Despite being a market day and the law relaxed on stallholders being allowed to sell food, just one cheese stall and fishmonger were in attendance, and both were packed up and gone by 1pm.

David Craig, who runs the cheese stall said he was looking at standing on three of the market days - but not Mondays - but said trade was quiet.

"My problem is only 10 per cent of my trade is regular local custom. The rest is passing. At the moment there is no passing trade and local people are not likely to pay to park on the car park to come to me to buy cheese. I will have to see how it goes."

Last week the town council told market traders it was waiving the trader's fee, paid directly to the council, for two months, and promised to write to the businesses fronting the setts who the traders pay an additional rent to, to see if that can be relaxed for the food stalls.

According to the Gov.UK website, shops which are allowed to trade are food retailers, pharmacies, hardware stores, corner shops, petrol stations, shops in hospitals, post offices, banks, newsagents, laundrettes and pet shops.

Shops which have been told to close and deemed 'non-essential' are those selling clothes, books and electricals, hairdressers, bed and breakfasts and markets, whether they are indoors or outdoors. The exception to the latter are market stalls selling food.

While restaurants, cafes, pubs and bars have been ordered to shut, food deliveries and takeaways are still allowed.

The government has said that at the moment, people can continue to enter premises to access takeaway services.

Cafes and canteens in hospitals, care homes and schools are allowed to stay open, as are canteens in prisons and military facilities and services that cater for the homeless.

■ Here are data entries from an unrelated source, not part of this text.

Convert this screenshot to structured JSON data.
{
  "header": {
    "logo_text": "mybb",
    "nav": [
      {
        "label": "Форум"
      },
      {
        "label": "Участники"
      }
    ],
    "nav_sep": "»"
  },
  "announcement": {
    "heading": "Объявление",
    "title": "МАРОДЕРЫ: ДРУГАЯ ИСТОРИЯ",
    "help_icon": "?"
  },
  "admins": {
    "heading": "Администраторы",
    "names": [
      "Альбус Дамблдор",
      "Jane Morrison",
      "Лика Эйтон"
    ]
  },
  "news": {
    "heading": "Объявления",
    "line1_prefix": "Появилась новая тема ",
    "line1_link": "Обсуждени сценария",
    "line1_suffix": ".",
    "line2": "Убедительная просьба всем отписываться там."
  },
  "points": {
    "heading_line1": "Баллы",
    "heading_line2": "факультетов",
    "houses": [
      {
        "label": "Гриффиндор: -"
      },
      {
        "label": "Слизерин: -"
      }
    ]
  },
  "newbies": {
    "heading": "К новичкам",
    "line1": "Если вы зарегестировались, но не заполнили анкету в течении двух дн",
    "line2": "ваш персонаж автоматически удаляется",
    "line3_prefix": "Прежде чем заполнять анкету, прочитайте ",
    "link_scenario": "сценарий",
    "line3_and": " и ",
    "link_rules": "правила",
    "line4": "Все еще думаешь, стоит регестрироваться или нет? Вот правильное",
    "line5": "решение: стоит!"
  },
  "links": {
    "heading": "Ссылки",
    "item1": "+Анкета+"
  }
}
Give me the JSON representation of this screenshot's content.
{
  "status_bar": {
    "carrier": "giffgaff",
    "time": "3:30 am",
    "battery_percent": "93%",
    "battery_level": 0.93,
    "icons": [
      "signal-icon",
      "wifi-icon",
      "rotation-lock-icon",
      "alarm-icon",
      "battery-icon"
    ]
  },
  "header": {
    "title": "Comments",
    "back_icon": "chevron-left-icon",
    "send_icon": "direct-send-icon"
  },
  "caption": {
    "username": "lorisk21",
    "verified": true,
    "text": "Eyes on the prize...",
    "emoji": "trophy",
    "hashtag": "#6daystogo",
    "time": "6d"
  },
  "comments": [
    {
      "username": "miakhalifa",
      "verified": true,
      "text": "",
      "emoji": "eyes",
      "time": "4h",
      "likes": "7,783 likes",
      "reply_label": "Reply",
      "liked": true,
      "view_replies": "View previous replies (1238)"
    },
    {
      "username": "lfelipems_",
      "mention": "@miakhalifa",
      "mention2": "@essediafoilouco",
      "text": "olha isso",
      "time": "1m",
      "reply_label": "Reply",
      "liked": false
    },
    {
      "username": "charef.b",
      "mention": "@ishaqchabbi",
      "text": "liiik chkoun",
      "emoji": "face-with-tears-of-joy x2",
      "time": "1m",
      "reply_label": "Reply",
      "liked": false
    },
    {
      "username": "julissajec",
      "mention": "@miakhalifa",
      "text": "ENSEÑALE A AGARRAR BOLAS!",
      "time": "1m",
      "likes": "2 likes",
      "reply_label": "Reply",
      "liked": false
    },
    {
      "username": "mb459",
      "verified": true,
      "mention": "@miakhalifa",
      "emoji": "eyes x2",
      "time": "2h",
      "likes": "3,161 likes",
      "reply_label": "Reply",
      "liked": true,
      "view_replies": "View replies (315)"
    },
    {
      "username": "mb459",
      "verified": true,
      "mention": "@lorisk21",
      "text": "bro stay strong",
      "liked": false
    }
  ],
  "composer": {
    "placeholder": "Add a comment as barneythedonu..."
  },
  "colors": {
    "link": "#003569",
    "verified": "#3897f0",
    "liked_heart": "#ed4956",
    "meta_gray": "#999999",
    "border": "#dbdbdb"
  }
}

Shops which open in defiance can be prosecuted by trading standards.

The government says it is reviewing the situation on a daily basis.